Consider a $\mathbb{Z}$-graded chain complex $A^{\bullet}$, I know that a bounded below complex is one such that $A^i = 0$ for $i$ sufficiently small, and a bounded above complex is one such that $A^i = 0$ for sufficiently large $i$, every bounded above (or below) complex has a Cartan-Eilenberg resolution and every unbounded complex has a resolution too (according to Spaltenstein and other authors).

I wanted to ask:

- Does this apply to unbounded complexes that are not $\mathbb{Z}$-graded? Or finite complexes? Arbitrary chain complexes? An $\mathbb{N}$-graded complex for example? Do they too have resolutions?

I just wanted to know as I don't think I know the reason as to why boundedness is such a key thing, I know that the classical construction of resolutions for complexes works only for bounded complexes but I don't know why or where it fails for unbounded complexes.

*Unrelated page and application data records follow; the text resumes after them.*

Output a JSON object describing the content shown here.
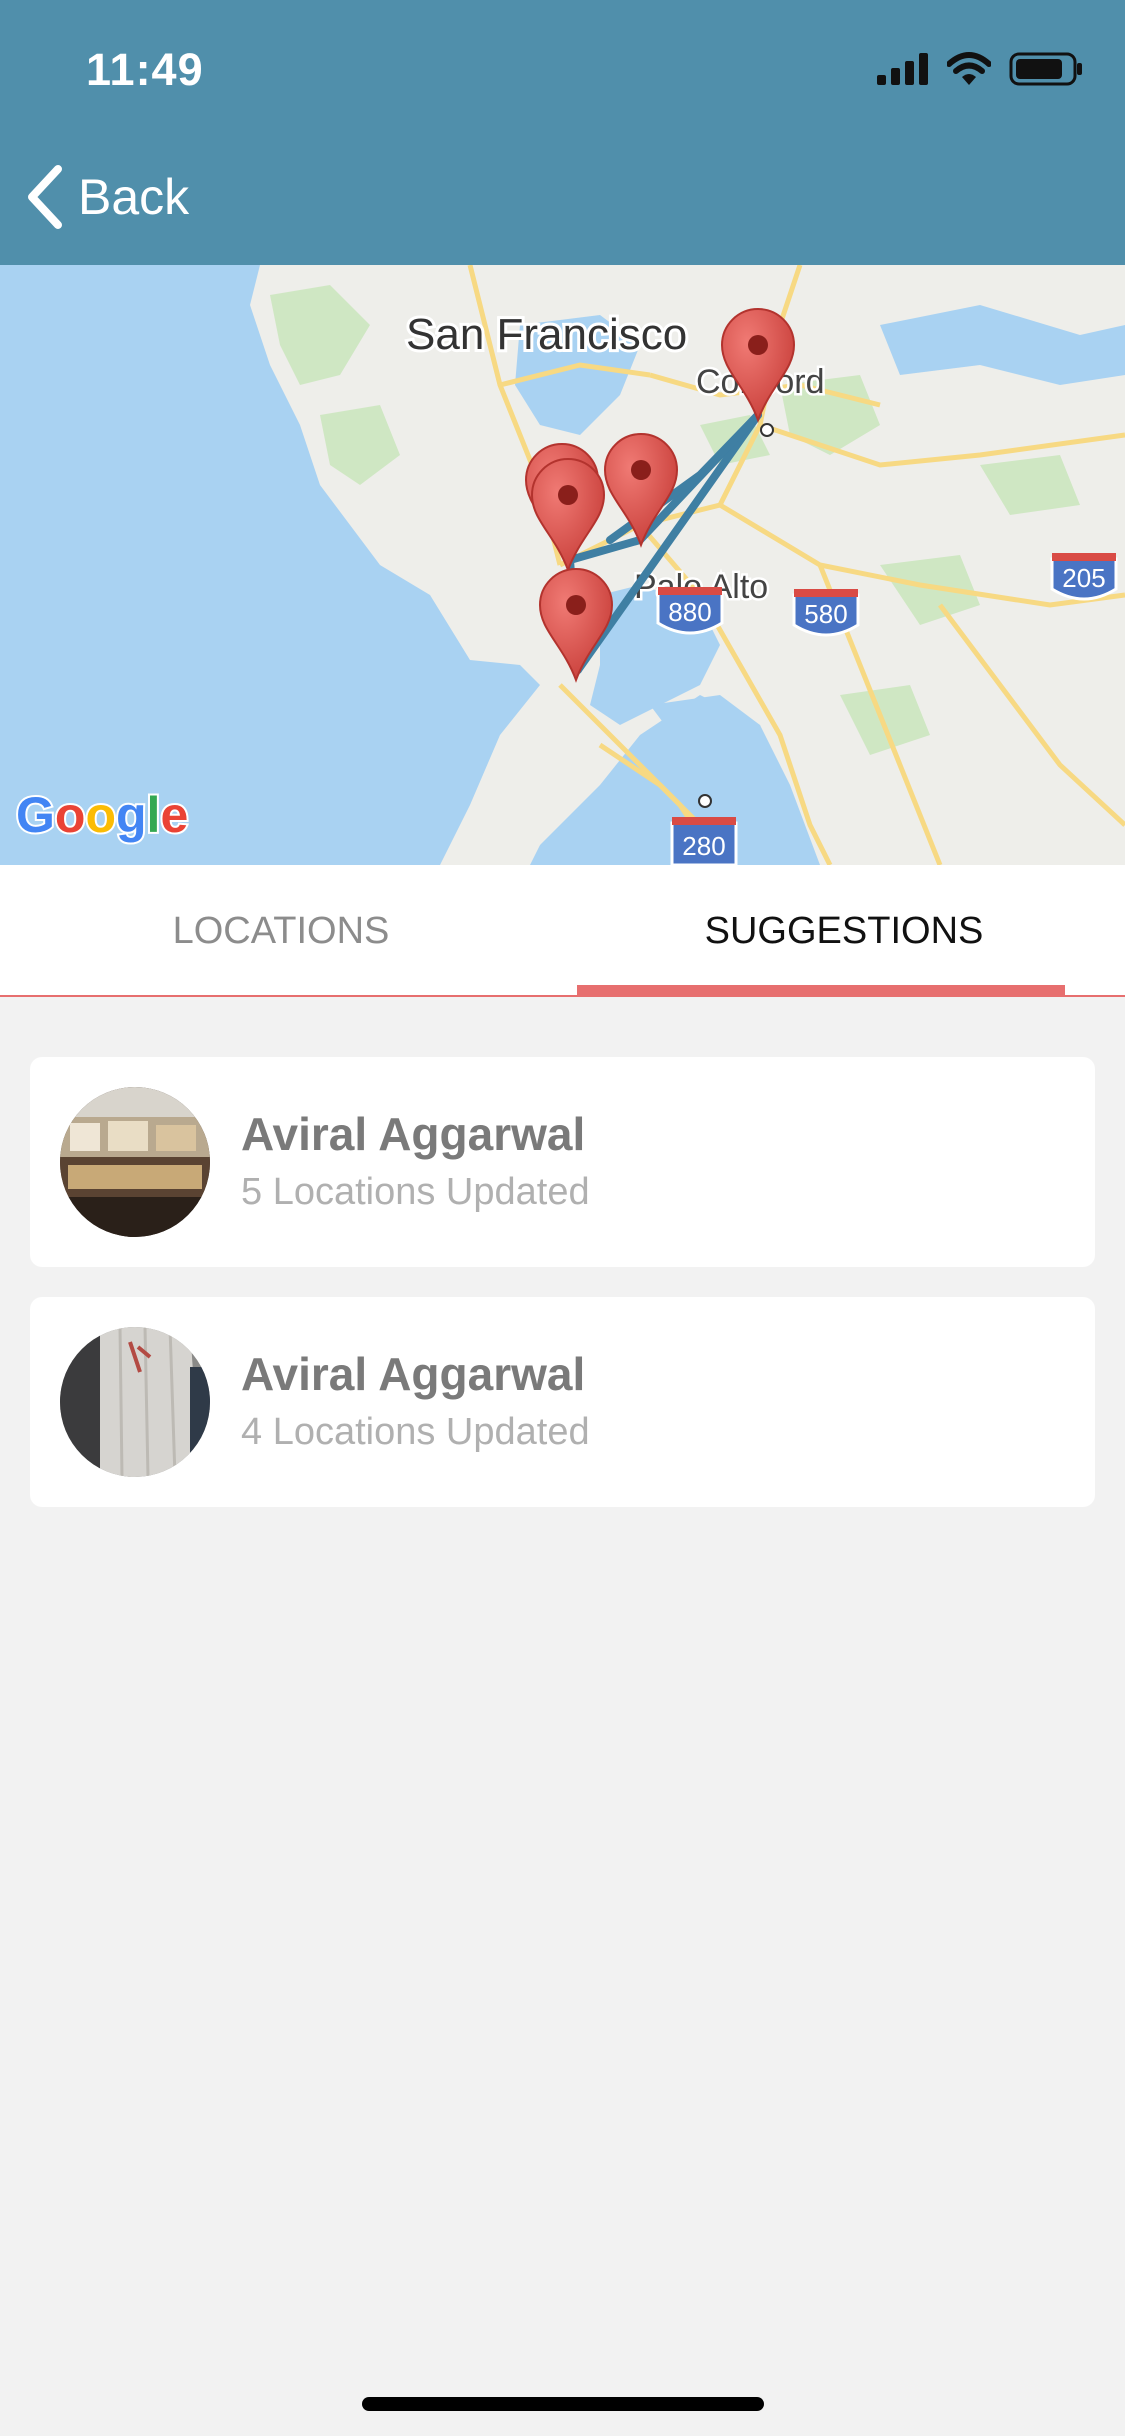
{
  "status_bar": {
    "time": "11:49",
    "icons": [
      "signal-icon",
      "wifi-icon",
      "battery-icon"
    ]
  },
  "nav": {
    "back_label": "Back",
    "back_icon": "chevron-left-icon"
  },
  "map": {
    "provider": "Google",
    "city_labels": [
      "San Francisco",
      "Concord",
      "Palo Alto"
    ],
    "highway_shields": [
      "880",
      "580",
      "205",
      "280"
    ],
    "pin_count": 5,
    "route_color": "#3f7fa3",
    "pin_color": "#e05a55"
  },
  "tabs": [
    {
      "label": "LOCATIONS",
      "active": false
    },
    {
      "label": "SUGGESTIONS",
      "active": true
    }
  ],
  "suggestions": [
    {
      "name": "Aviral Aggarwal",
      "subtitle": "5 Locations Updated"
    },
    {
      "name": "Aviral Aggarwal",
      "subtitle": "4 Locations Updated"
    }
  ],
  "colors": {
    "header": "#508fab",
    "accent": "#e76f6f",
    "background": "#f2f2f2"
  }
}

addthe zeroes, you can construct an injective resolution for that, which also has zeroes on the left, which you can then remove. – Mariano Suárez-Alvarez♦ Feb 16 '13 at 20:51